(Work to complete)
Using the material that follows, identify and copy each line with the string "Parts".
= Beginning of Section =
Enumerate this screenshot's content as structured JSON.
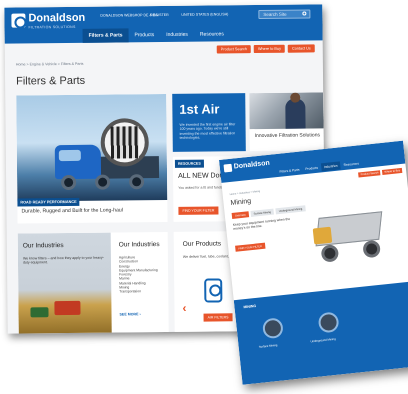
{
  "main": {
    "brand": {
      "name": "Donaldson",
      "tagline": "FILTRATION SOLUTIONS"
    },
    "utility_links": [
      "DONALDSON WEBSHOP DE & BA",
      "REGISTER",
      "UNITED STATES (ENGLISH)"
    ],
    "search_placeholder": "Search Site",
    "nav": [
      "Filters & Parts",
      "Products",
      "Industries",
      "Resources"
    ],
    "actions": [
      "Product Search",
      "Where to Buy",
      "Contact Us"
    ],
    "breadcrumb": "Home  >  Engine & Vehicle  >  Filters & Parts",
    "page_title": "Filters & Parts",
    "hero": {
      "badge": "ROAD READY PERFORMANCE",
      "caption": "Durable, Rugged and Built for the Long-haul"
    },
    "first_air": {
      "title": "1st Air",
      "text": "We invented the first engine air filter 100 years ago. Today we're still inventing the most effective filtration technologies."
    },
    "lab": {
      "caption": "Innovative Filtration Solutions"
    },
    "resources": {
      "badge": "RESOURCES",
      "title": "ALL NEW Donaldson Product",
      "text": "You asked for a fit and functional guide with more intuitive, more complete",
      "button": "FIND YOUR FILTER"
    },
    "industries": {
      "left_title": "Our Industries",
      "left_text": "We know filters – and how they apply to your heavy-duty equipment.",
      "right_title": "Our Industries",
      "list": [
        "Agriculture",
        "Construction",
        "Energy",
        "Equipment Manufacturing",
        "Forestry",
        "Marine",
        "Material Handling",
        "Mining",
        "Transportation"
      ],
      "more": "SEE MORE ›"
    },
    "products": {
      "title": "Our Products",
      "text": "We deliver fuel, lube, coolant, air, hydraulic and bulk tank filtration",
      "chevron": "‹",
      "button": "AIR FILTERS"
    }
  },
  "sub": {
    "brand": "Donaldson",
    "nav": [
      "Filters & Parts",
      "Products",
      "Industries",
      "Resources"
    ],
    "actions": [
      "Product Search",
      "Where to Buy"
    ],
    "breadcrumb": "Home > Industries > Mining",
    "page_title": "Mining",
    "tabs": [
      "Overview",
      "Surface Mining",
      "Underground Mining"
    ],
    "intro": "Keep your equipment running when the money's on the line.",
    "button": "FIND YOUR FILTER",
    "band_label": "MINING",
    "categories": [
      "Surface Mining",
      "Underground Mining"
    ]
  },
  "colors": {
    "brand_blue": "#1264b3",
    "accent_orange": "#e8552b",
    "dark_blue": "#0b4f91"
  }
}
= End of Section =
(Finished task)
      "Filters & Parts",
    "breadcrumb": "Home  >  Engine & Vehicle  >  Filters & Parts",
    "page_title": "Filters & Parts",
      "Filters & Parts",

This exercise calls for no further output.